#2 1988 Ford Taurus with 3.8 liter engine. Solution was a new starter.

The test is to measure the current draw when the engine is hot and turns over sluggishly.

Quoting @wesw " ford starters tend to distort when hot when they get old. they bind up inside until they cool off again".

A lot of us are like that as we get older.

BTW, you nailed it. It’s almost certainly the starter. Do as @Triedaq says and get it checked.

Check the timing. If it’s advanced too far the starter will labor to turn the engine over when it’s hot.

The above, and is the choke off when warm?

@Rod Knox made a good suggestion. In my advanced years, I forgot that cars in 1971 did not have computers to control the timing. When the engine is hot and cranking slowly, try retarding the ignition timing and see what happens. Also, as @texases suggests, check to be sure the choke is fully open when the engine is warm.

You could get a starter or make a heat shield. A muffler clamp and two holes in sheet metal is the basic item. You can glue heatproof gasket material on the sheet metal but it’s not really needed. High temp RTV if you go for the luxury model.

I had the same problem with my 1971 Mach 1. New starter, new solenoid, new heavy duty battery.

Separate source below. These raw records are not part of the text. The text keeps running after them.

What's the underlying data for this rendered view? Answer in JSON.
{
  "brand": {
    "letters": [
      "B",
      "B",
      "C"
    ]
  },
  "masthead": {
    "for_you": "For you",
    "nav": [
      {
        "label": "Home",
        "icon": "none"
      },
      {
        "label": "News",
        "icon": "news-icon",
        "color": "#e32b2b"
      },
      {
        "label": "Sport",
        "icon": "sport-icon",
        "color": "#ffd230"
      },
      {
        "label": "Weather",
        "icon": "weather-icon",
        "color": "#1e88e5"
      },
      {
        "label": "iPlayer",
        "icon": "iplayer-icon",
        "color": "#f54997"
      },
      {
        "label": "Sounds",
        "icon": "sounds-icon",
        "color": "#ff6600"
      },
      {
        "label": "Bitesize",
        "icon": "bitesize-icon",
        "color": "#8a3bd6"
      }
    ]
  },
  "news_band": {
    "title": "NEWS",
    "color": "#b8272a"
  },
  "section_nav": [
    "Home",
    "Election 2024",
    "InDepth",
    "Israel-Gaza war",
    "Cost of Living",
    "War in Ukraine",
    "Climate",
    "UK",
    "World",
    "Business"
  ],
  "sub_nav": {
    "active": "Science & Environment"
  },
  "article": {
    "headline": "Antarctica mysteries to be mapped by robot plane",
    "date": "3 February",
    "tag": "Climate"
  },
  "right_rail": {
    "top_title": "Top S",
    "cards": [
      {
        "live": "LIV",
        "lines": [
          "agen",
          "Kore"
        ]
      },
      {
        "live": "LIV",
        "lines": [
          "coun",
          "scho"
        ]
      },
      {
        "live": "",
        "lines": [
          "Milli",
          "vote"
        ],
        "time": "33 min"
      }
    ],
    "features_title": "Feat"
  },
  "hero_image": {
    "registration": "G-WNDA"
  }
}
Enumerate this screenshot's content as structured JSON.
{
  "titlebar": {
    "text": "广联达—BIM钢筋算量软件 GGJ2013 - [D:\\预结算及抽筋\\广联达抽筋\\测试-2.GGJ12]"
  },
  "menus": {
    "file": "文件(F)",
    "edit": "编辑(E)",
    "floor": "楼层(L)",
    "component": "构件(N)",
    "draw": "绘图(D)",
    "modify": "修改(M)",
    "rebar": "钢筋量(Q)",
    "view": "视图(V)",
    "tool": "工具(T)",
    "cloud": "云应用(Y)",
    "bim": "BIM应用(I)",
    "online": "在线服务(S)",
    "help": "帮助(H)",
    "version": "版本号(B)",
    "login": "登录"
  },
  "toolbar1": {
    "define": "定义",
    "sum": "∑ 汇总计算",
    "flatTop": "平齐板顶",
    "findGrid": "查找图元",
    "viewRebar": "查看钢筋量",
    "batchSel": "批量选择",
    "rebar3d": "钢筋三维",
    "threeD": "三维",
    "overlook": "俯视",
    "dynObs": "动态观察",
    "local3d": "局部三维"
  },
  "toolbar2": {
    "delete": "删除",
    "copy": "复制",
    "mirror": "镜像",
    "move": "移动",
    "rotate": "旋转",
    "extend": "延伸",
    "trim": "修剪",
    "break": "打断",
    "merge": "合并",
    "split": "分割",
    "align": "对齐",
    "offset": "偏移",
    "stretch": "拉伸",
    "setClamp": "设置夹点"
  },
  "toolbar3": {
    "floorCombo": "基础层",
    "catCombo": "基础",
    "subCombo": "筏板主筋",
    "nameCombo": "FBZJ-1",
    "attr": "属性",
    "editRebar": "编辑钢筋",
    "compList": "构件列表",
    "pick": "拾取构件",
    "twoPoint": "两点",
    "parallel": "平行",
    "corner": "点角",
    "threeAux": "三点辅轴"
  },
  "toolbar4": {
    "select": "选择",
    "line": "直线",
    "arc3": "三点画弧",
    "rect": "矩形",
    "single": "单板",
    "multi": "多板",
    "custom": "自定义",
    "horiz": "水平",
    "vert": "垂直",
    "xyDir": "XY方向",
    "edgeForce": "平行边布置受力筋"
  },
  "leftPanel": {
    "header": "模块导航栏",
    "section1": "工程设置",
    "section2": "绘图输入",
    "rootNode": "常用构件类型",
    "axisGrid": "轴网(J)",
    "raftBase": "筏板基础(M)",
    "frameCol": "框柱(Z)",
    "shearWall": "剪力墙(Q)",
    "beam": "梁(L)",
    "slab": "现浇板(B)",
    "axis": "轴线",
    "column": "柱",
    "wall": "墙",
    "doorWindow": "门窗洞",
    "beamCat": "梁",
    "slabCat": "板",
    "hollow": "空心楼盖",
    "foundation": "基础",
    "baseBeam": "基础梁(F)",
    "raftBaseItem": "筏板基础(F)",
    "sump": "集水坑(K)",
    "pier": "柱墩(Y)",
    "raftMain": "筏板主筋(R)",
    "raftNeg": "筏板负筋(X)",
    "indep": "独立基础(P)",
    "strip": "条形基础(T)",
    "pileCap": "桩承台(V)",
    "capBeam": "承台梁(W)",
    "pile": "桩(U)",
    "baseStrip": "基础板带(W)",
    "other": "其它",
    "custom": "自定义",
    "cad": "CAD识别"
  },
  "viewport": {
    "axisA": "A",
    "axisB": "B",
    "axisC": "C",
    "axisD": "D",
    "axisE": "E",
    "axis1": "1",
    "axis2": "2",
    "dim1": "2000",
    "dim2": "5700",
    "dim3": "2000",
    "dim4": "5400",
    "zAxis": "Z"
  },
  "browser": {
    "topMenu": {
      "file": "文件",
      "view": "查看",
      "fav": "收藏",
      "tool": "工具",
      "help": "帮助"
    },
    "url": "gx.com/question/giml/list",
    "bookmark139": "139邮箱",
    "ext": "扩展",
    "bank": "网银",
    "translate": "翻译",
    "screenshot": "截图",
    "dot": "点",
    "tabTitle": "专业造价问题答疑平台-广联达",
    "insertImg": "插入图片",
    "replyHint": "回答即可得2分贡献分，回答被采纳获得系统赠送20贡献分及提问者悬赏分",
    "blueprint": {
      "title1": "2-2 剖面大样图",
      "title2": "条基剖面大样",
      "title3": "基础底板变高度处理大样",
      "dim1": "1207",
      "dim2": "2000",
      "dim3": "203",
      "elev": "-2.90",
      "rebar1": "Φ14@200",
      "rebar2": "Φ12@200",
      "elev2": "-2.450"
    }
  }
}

Problem solved.

In addition to the above suggestions I might add…

Has the engine been rebuilt? If piston clearance is inadequate, they can get tight when hot…This is a long-shot but possible…Also, remove air-cleaner and look down carb throats when engine is warm… Do you see ANY sign of fuel leaking or dripping inside carb??

Your starter can be tested for amperage draw under both cold and hot conditions. The readings should be the same…If it’s pulling many more amps when hot, then something is dragging on the engine. If the hot draw is LESS than the cold draw, then the starter should be replaced…

if the starter is binding inside because of distortion it will draw more amps not less. testing the starter when cold may not find the fault in it as they only bind when hot in the situation I described first about ford starters. when I first encountered this prob on my old ford only the old fellow at sears, mr goodwrench, that a friend of mine knew, had the experience to diagnose it without extensive exploration

GM mechanics are VERY familiar with this as heat-soaked starter failure is common in Chevy V-8 powered cars…Not so much in Fords…It depends on exhaust manifold and pipe design…Missing heat shields can also play a role…The OP mentioned a rebuilt starter. I have little faith in those…

I saw nothing in his post about a re built starter, just that it worked fine when cold…

Having learned the hard way that rebuilt anything can be a crap shoot I installed a new starter in my Mach 1 even though it cost about twice as much as a rebuilt. It was something like $40! I had to go back and look. OP mentioned a rebuilt carburetor and new battery and cables.

I had problems with a rebuilt starter that I purchased from Western Auto and installed by its service department. The car was a 1988 Taurus with the 3.8 liter engine. The engine would barely crank when it was hot. Western Auto claimed that they could not duplicate the problem. In desperation, I took the car to an independent shop where I had never done business. The car was hot and when I shut it off, the starter would barely crank the engine. The shop owner measured the current draw as I attempted to start the car. He then disconnected the engine and had me again crank the engine. The engine barely cranked with the ignition disconnected. He noted the current draw which he said was excessive. He noted the current draw on his shop’s stationery and told me to take it back to Western Auto. There was no charge. When I showed the results to Western Auto, they immediately installed another starter and I had no problems after that point.
This occurred 19 years ago. I have been a customer of that independent shop since that time.